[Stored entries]
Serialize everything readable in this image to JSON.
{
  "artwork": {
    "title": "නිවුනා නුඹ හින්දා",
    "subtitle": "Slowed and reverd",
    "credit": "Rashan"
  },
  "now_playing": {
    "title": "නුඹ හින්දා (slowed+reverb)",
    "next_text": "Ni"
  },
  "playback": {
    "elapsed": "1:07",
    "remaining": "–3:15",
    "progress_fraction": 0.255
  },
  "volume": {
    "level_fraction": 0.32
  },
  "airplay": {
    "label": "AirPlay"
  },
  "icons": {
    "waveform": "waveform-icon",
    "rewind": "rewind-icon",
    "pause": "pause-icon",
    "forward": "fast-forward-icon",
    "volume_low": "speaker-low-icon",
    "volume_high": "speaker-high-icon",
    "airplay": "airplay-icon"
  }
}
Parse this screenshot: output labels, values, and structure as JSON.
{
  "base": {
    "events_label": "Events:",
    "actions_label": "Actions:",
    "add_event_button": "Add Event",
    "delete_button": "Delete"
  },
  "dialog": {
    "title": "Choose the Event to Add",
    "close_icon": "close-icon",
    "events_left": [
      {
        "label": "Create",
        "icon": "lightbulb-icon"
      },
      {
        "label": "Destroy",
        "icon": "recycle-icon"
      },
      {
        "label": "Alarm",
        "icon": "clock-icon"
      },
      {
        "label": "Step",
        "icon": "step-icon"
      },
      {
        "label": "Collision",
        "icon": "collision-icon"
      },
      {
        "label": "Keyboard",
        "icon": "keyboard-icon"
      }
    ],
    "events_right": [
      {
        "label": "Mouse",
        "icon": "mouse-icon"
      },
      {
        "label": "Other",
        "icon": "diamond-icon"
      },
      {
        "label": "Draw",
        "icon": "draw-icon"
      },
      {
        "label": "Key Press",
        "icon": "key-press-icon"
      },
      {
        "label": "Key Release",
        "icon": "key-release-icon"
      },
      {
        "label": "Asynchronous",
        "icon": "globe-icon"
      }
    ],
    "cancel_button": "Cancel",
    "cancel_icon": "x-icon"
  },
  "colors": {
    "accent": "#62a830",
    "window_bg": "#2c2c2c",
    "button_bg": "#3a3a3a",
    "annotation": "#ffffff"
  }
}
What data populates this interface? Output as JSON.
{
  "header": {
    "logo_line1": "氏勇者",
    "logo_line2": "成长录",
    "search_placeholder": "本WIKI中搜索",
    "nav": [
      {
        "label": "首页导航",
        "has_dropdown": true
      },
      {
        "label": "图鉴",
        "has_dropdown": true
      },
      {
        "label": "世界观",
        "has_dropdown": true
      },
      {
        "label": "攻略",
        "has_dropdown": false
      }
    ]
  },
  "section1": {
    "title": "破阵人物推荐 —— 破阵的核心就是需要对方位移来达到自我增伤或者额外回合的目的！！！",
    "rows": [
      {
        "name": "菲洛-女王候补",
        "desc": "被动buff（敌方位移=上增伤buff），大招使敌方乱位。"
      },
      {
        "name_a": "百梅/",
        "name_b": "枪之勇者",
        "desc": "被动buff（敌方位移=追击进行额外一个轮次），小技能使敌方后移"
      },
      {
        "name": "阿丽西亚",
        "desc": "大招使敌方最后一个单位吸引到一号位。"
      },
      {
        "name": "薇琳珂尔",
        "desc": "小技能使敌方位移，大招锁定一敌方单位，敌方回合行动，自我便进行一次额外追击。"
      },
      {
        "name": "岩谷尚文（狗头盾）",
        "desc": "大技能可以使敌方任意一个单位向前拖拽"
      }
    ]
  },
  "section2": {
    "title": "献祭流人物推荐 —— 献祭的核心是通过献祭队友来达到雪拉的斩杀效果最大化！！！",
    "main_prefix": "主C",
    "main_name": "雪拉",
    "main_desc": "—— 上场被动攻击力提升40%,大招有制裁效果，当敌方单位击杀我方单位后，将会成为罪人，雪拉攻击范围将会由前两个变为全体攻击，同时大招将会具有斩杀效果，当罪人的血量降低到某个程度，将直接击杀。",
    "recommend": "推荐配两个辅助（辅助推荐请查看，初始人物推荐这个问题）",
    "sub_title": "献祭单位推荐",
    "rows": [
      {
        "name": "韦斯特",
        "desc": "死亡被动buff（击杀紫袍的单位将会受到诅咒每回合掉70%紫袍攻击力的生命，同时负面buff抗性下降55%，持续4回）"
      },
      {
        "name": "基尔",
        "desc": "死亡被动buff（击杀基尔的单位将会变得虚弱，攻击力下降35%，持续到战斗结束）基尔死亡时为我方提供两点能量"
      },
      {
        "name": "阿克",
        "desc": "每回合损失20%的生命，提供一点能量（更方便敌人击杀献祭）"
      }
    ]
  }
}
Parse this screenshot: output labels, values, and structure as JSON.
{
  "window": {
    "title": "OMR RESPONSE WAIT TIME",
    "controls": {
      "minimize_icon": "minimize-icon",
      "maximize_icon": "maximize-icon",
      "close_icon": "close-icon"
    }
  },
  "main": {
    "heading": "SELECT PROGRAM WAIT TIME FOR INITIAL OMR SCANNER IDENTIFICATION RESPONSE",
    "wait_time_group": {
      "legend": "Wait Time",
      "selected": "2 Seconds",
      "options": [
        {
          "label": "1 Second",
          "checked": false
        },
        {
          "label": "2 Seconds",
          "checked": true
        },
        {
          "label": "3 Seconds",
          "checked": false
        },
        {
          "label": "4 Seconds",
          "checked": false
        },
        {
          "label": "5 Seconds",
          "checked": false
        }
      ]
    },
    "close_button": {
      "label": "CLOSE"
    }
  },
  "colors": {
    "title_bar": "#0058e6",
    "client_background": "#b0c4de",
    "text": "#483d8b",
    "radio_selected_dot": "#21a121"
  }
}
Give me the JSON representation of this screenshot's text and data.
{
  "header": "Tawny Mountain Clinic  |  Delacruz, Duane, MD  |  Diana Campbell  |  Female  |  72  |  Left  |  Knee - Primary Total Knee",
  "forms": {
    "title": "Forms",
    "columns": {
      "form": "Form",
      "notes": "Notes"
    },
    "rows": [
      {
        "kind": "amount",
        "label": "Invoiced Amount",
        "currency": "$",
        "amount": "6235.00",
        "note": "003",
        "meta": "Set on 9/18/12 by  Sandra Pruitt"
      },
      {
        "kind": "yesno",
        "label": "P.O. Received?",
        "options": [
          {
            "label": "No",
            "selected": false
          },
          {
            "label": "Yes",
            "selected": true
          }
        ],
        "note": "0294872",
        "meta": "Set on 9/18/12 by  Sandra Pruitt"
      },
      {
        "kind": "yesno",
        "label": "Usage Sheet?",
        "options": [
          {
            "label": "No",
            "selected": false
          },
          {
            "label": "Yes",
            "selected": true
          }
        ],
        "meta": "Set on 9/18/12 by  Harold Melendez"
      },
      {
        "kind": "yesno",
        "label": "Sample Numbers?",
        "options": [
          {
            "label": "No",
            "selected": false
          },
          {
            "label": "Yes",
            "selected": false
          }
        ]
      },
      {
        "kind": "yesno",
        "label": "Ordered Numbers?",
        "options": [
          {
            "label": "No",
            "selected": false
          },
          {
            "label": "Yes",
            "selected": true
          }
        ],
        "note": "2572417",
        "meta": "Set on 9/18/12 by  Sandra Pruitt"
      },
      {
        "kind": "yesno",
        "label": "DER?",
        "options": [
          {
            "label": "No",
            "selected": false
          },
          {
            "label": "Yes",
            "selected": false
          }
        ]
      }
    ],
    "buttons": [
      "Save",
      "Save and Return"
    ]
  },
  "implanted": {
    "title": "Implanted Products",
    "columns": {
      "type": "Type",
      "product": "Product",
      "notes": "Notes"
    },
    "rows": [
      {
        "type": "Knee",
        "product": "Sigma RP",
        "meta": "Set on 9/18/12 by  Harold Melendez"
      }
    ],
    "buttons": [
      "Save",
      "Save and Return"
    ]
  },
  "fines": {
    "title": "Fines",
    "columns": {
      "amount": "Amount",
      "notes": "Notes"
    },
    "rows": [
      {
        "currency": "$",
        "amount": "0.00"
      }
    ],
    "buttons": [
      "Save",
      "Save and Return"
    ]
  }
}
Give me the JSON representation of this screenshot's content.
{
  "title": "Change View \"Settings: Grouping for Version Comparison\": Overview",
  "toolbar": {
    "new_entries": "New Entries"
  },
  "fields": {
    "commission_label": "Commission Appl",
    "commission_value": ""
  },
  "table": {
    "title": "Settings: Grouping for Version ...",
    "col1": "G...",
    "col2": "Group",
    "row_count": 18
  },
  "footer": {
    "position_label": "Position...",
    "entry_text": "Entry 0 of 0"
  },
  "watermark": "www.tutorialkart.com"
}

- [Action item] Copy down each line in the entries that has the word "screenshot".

- [Answer space]
Parse this screenshot: output labels, values, and structure as JSON.
Parse this screenshot: output labels, values, and structure as JSON.
Give me the JSON representation of this screenshot's text and data.
Give me the JSON representation of this screenshot's content.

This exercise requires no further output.